Microsoft Refreshes Power BI, Offers Free Standalone Version
- By Jeffrey Schwartz
- January 29, 2015
Microsoft this week said it is planning to offer a free, standalone version of its Power BI analytics service, in addition to a for-pay premium edition.
The free version will have limited functionality and will retain the Power BI name, while the premium version will be priced at $9.99 and be called Power BI Pro, according to Microsoft's announcement on Tuesday. The company is also updating the service with added connectivity sources and support for Apple iOS.
A preview of the updated Power BI is currently available on this page, with general availability expected later this year. Users can sign up for the preview using any business e-mail address, although it is initially open only to those in the United States. Microsoft said it will be available in other countries in the future.
Launched a year ago, Power BI is aimed at both technical and general business users. The browser-based software-as-a-service (SaaS) tool generates operational dashboards and, as noted in this feature from Redmond magazine, adds new functionality to existing Microsoft information management offerings, namely Excel 2013, Office 365 and SharePoint 2013.
Microsoft currently has three pricing tiers for Power BI. The most expensive costs $52 per user per month and is included with Office 365 Pro Plus. A standalone version costs $40. The version that is an add-on to an Office 365 E3/E4 subscription costs $33.

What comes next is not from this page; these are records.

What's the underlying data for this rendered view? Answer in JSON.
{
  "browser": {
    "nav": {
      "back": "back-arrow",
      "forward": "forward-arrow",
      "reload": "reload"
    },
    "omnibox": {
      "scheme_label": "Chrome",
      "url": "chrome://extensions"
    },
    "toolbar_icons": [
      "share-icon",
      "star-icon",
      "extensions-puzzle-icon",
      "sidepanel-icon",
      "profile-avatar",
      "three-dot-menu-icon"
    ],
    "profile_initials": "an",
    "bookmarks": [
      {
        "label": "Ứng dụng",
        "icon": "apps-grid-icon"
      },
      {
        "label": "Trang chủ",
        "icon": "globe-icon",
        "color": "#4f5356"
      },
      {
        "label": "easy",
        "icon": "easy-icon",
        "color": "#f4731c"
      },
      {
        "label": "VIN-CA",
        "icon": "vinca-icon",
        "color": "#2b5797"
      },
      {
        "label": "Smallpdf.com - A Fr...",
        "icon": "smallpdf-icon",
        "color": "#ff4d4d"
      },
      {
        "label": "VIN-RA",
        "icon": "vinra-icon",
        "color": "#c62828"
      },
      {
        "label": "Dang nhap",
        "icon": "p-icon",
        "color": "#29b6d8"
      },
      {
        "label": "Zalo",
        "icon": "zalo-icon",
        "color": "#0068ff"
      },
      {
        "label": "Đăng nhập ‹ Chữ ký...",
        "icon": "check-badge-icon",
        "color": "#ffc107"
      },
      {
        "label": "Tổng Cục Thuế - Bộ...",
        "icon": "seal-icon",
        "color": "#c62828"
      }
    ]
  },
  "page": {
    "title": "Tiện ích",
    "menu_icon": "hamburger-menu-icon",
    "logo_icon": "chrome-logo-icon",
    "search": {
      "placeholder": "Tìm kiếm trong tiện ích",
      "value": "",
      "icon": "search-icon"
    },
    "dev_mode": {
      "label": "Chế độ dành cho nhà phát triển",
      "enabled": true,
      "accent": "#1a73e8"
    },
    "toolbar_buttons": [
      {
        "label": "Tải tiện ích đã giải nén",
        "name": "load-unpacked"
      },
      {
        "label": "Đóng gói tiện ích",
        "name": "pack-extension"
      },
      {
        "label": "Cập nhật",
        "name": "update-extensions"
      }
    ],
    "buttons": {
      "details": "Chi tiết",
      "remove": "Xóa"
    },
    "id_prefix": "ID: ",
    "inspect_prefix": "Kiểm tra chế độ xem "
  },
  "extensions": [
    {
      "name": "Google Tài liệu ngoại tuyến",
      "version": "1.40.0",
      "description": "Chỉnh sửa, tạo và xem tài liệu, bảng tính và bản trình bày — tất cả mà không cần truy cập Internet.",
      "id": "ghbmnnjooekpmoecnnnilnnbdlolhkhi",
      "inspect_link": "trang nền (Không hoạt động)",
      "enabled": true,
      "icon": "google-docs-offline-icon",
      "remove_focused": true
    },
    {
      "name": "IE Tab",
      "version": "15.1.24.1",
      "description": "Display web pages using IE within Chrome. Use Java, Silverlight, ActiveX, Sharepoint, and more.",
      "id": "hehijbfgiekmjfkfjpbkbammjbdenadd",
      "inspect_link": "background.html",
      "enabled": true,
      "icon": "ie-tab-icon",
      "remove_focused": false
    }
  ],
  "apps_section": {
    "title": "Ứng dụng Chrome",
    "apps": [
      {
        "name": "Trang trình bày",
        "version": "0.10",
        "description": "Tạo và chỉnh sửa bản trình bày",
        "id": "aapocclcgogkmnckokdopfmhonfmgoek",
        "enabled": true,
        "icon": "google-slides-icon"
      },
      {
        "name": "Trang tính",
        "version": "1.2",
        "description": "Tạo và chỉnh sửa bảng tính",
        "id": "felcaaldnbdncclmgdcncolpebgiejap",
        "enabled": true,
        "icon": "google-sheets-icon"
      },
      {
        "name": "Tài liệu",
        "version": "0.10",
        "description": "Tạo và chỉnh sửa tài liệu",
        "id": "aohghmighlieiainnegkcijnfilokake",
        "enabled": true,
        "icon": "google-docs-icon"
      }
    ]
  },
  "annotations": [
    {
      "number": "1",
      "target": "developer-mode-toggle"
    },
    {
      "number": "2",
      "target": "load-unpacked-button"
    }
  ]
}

Starting Feb. 1, Power BI Pro will be available at the substantially reduced price of $9.99, which is 75 percent less expensive than the highest tier.
The free Power BI version will be limited to 1GB of data per month per user, whereas the paid subscription will allow up to 10GB, according to this comparison chart. Users of the paid version will also have access to 1 million rows per hour of streaming data compared to 10,000 rows for the free service.
The paid Power BI Pro will be required to use such features as access to live data sources, the data management gateway and various collaboration features, including the ability to share refreshable team dashboards, create and publish customized content packs, use Active Directory groups for sharing and managing access control, and shared data queries through the data catalog.
Aside from the pricing changes, Microsoft is also adding new support for new data sources, including GitHub, Marketo, Dynamics CRM, Salesforce, SendGrid and Zendesk. In the pipeline are Inkling Markets, Intuit, Microsoft Dynamics Marketing, Sage, Sumo Logic, Visual Studio Application Insights and Visual Studio Online, among others.
"Power BI is 'hybrid' by design, so customers can leverage their on-premises data investments while getting all the benefits of our cloud-based analytics service," said James Phillips, general manager of data experiences at Microsoft, in the announcement.
Microsoft is also offering a new tool called Power BI Designer, which enables business analysts to connect with, model and analyze data, letting them easily publish results to any other Power BI user.
The company also recently released a preview of Power BI for iPad, which can be downloaded from the Apple App Store. Phillips noted that versions for iPhones, Android and Windows universal apps will be available later this year.
Jeffrey Schwartz is editor of Redmond magazine and also covers cloud computing for Virtualization Review's Cloud Report. In addition, he writes the Channeling the Cloud column for Redmond Channel Partner. Follow him on Twitter @JeffreySchwartz.